## TASK INSTRUCTIONS
Lines containing the string "JSON": how many are there below? Answer with the number only.

(INPUT DATA)

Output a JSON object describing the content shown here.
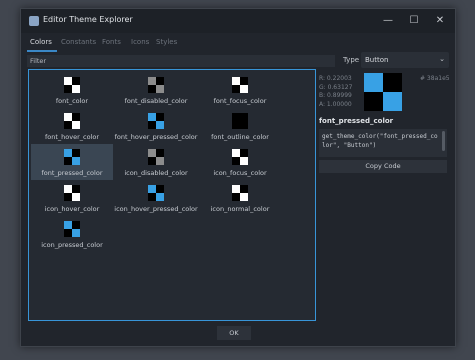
{
  "window": {
    "title": "Editor Theme Explorer",
    "controls": [
      "—",
      "☐",
      "✕"
    ]
  },
  "tabs": [
    "Colors",
    "Constants",
    "Fonts",
    "Icons",
    "Styles"
  ],
  "filter": {
    "label": "Filter"
  },
  "type": {
    "label": "Type",
    "value": "Button",
    "chevron": "⌄"
  },
  "grid": {
    "items": [
      {
        "label": "font_color",
        "pattern": "white"
      },
      {
        "label": "font_disabled_color",
        "pattern": "gray"
      },
      {
        "label": "font_focus_color",
        "pattern": "white"
      },
      {
        "label": "font_hover_color",
        "pattern": "white"
      },
      {
        "label": "font_hover_pressed_color",
        "pattern": "blue"
      },
      {
        "label": "font_outline_color",
        "pattern": "black"
      },
      {
        "label": "font_pressed_color",
        "pattern": "blue",
        "selected": true
      },
      {
        "label": "icon_disabled_color",
        "pattern": "gray"
      },
      {
        "label": "icon_focus_color",
        "pattern": "white"
      },
      {
        "label": "icon_hover_color",
        "pattern": "white"
      },
      {
        "label": "icon_hover_pressed_color",
        "pattern": "blue"
      },
      {
        "label": "icon_normal_color",
        "pattern": "white"
      },
      {
        "label": "icon_pressed_color",
        "pattern": "blue"
      }
    ]
  },
  "details": {
    "r": "R: 0.22003",
    "g": "G: 0.63127",
    "b": "B: 0.89999",
    "a": "A: 1.00000",
    "hex": "# 38a1e5",
    "selected_name": "font_pressed_color",
    "code": "get_theme_color(\"font_pressed_color\", \"Button\")",
    "copy_label": "Copy Code"
  },
  "footer": {
    "ok_label": "OK"
  },
  "colors": {
    "accent": "#3895d8",
    "swatch_blue": "#38a1e5",
    "swatch_gray": "#8c8c8c",
    "swatch_white": "#ffffff",
    "swatch_black": "#000000"
  }
}
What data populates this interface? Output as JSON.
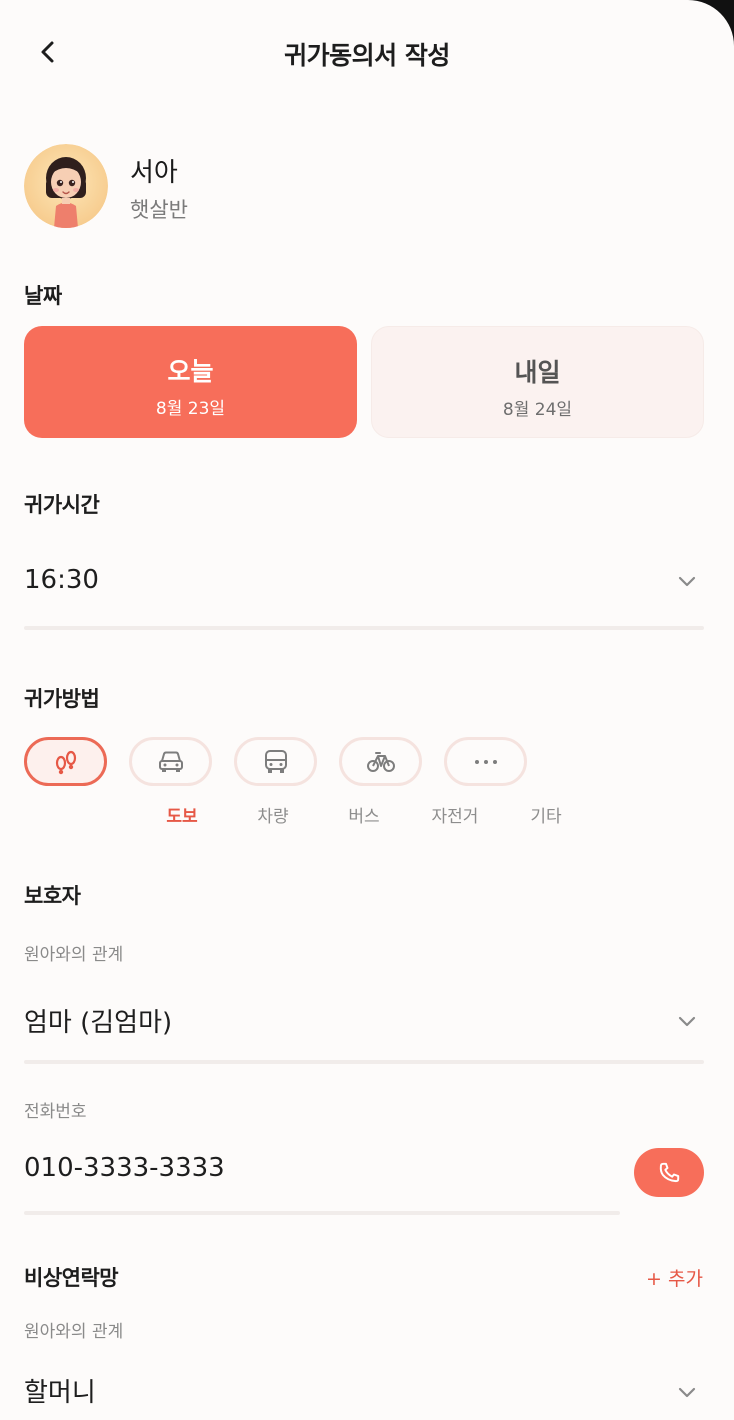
{
  "header": {
    "title": "귀가동의서 작성"
  },
  "child": {
    "name": "서아",
    "class_name": "햇살반"
  },
  "date": {
    "label": "날짜",
    "options": [
      {
        "label": "오늘",
        "date": "8월 23일",
        "selected": true
      },
      {
        "label": "내일",
        "date": "8월 24일",
        "selected": false
      }
    ]
  },
  "time": {
    "label": "귀가시간",
    "value": "16:30"
  },
  "method": {
    "label": "귀가방법",
    "selected": "도보",
    "options": [
      {
        "label": "도보",
        "icon": "footprints-icon"
      },
      {
        "label": "차량",
        "icon": "car-icon"
      },
      {
        "label": "버스",
        "icon": "bus-icon"
      },
      {
        "label": "자전거",
        "icon": "bicycle-icon"
      },
      {
        "label": "기타",
        "icon": "more-icon"
      }
    ]
  },
  "guardian": {
    "label": "보호자",
    "relation_label": "원아와의 관계",
    "relation_value": "엄마 (김엄마)",
    "phone_label": "전화번호",
    "phone_value": "010-3333-3333"
  },
  "emergency": {
    "label": "비상연락망",
    "add_label": "+ 추가",
    "relation_label": "원아와의 관계",
    "relation_value": "할머니"
  },
  "colors": {
    "accent": "#f76e5a",
    "accent_text": "#e65846"
  }
}
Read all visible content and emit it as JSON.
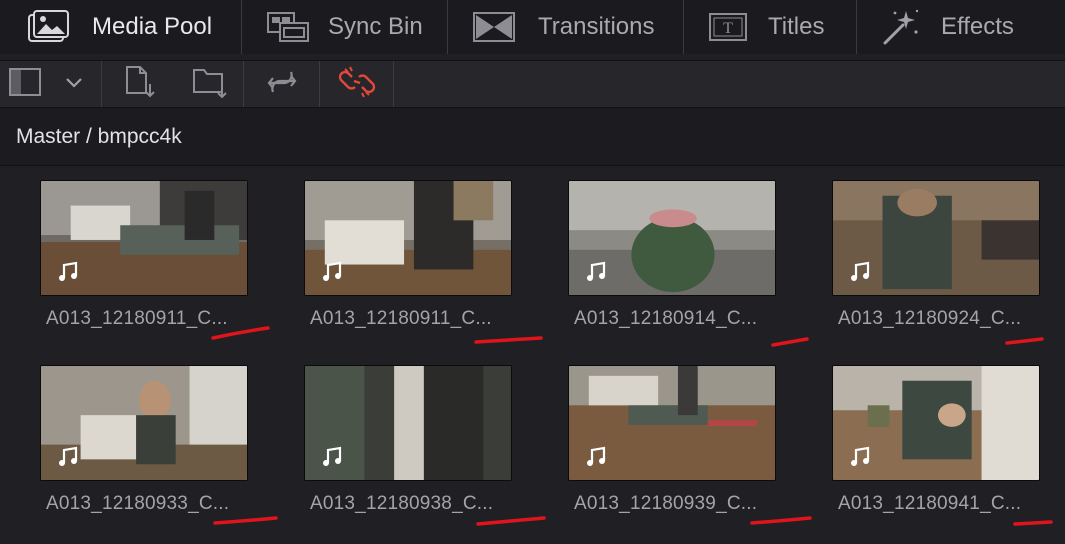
{
  "tabs": [
    {
      "label": "Media Pool",
      "icon": "media-pool-icon",
      "active": true
    },
    {
      "label": "Sync Bin",
      "icon": "sync-bin-icon",
      "active": false
    },
    {
      "label": "Transitions",
      "icon": "transitions-icon",
      "active": false
    },
    {
      "label": "Titles",
      "icon": "titles-icon",
      "active": false
    },
    {
      "label": "Effects",
      "icon": "effects-wand-icon",
      "active": false
    }
  ],
  "toolbar": {
    "buttons": [
      "panel-layout-icon",
      "chevron-down-icon",
      "import-media-icon",
      "import-folder-icon",
      "sync-icon",
      "unlink-icon"
    ],
    "accent": "#e5483b"
  },
  "breadcrumb": "Master / bmpcc4k",
  "clips": [
    {
      "name": "A013_12180911_C...",
      "icon": "music-note-icon"
    },
    {
      "name": "A013_12180911_C...",
      "icon": "music-note-icon"
    },
    {
      "name": "A013_12180914_C...",
      "icon": "music-note-icon"
    },
    {
      "name": "A013_12180924_C...",
      "icon": "music-note-icon"
    },
    {
      "name": "A013_12180933_C...",
      "icon": "music-note-icon"
    },
    {
      "name": "A013_12180938_C...",
      "icon": "music-note-icon"
    },
    {
      "name": "A013_12180939_C...",
      "icon": "music-note-icon"
    },
    {
      "name": "A013_12180941_C...",
      "icon": "music-note-icon"
    }
  ],
  "annotation_color": "#e0141c"
}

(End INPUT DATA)

## OUTPUT
3